Indians-Astros: Lineups, matchups, FAQs

With the definition of "starter" changing by the day, these teams are evidence that there remain outliers to the industry trend of shying away from starters once the top of the opposing lineup comes to bat a third time. Major League pitchers faced just 25,241 batters a third time in 2018, down from 27,692 a year ago and 32,153 a decade ago.

Why this occurs is no state secret. In the last 10 seasons, opponent OPS is .656 the first time through the order, .714 the second and .733 the third. As pitchers tire and are more exposed to opposing lineups, batters thrive.

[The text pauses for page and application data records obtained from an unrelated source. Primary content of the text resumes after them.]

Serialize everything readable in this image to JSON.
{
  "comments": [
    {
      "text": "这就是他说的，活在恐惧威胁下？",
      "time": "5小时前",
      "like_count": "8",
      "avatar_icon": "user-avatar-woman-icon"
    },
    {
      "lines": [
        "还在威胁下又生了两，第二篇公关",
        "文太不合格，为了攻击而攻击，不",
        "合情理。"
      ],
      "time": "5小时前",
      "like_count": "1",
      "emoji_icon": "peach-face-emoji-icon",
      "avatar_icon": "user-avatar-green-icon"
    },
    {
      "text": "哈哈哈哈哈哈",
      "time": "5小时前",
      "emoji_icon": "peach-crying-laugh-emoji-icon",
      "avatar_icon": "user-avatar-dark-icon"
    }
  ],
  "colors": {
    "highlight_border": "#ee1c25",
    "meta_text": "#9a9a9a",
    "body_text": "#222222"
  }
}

Heck, Blake Snell (1.89 ERA in 180 2/3 innings) might win the AL Cy Young Award over Verlander (2.52 ERA in 214 innings) precisely because of the way Rays manager Kevin Cash proactively managed him. Snell's opponent OPS the third time through the order (.729) was almost identical to Verlander's (.725), but he faced 67 fewer batters in those situations. That explains some of the ERA difference right there.

Video: HOU@BAL: Verlander K's 10 across 6 scoreless innings

We've come to expect horses like Verlander and Kluber to get a longer leash, but it's notable that in 2018, a guy like Clevinger can still earn that level of trust in just his first full season. He hit the 200-inning mark on the nose in his final start of the season.

"First, you have to have the weapons to be able to do that, to attack both lefty and right-handed hitters a couple times through the order," Indians president of baseball operations Chris Antonetti said. "But you also have to condition yourself to be strong and durable so there's not a degradation of stuff. Our staff deserves a lot of credit for helping guys prepare for their starts."

And that leads to one of the most fascinating question of this fascinating matchup of AL powers: How much will the trust that was accrued over the course of 162 matter in a tournament that is becoming more bullpen-oriented every year?

Video: CLE@HOU Gm1: Francona on Kluber taking the mound

Relievers accounted for 46.5 percent of all innings pitched in last year's postseason, in part because the importance of maximizing matchup strengths is heightened, and in part because of the extra off-days in the schedule. In a short series like this, Bauer might actually have more value as a long reliever in Games 1, 2 or 3 than as a starter in Game 4. There might not be as much incentive to ride a guy that third time through the order in this series as there is in the regular season.

"You lean on the numbers but also what you're seeing and the feeling from everybody involved," Cleveland pitching coach Carl Willis said.

But the Indians and Astros are in the increasingly rare position of actually having starters for whom the third time through the order is even an option on this stage.

"It's significant," said Hinch, "because you'll see the most starter innings -- you know, if things play out as people expect."

Video: CLE@HOU Gm1: Hinch praises Verlander before start

Ah, there's the rub. The heightened aggression of a best-of-five is quite likely to lead to earlier-than-usual hooks for some of these horses, because it's not as if either club is short on bullpen weapons.

But for now, Astros-Indians stands as an outlier in an evolving industry. A series in which the starting pitching probables actually maintain their old-school allure.

Anthony Castrovince has been a reporter for MLB.com since 2004. Read his columns, listen to his podcast and follow him on Twitter at @Castrovince.

Cleveland Indians, Houston Astros, Carlos Carrasco, Mike Clevinger, Gerrit Cole, Dallas Keuchel, Corey Kluber, Justin Verlander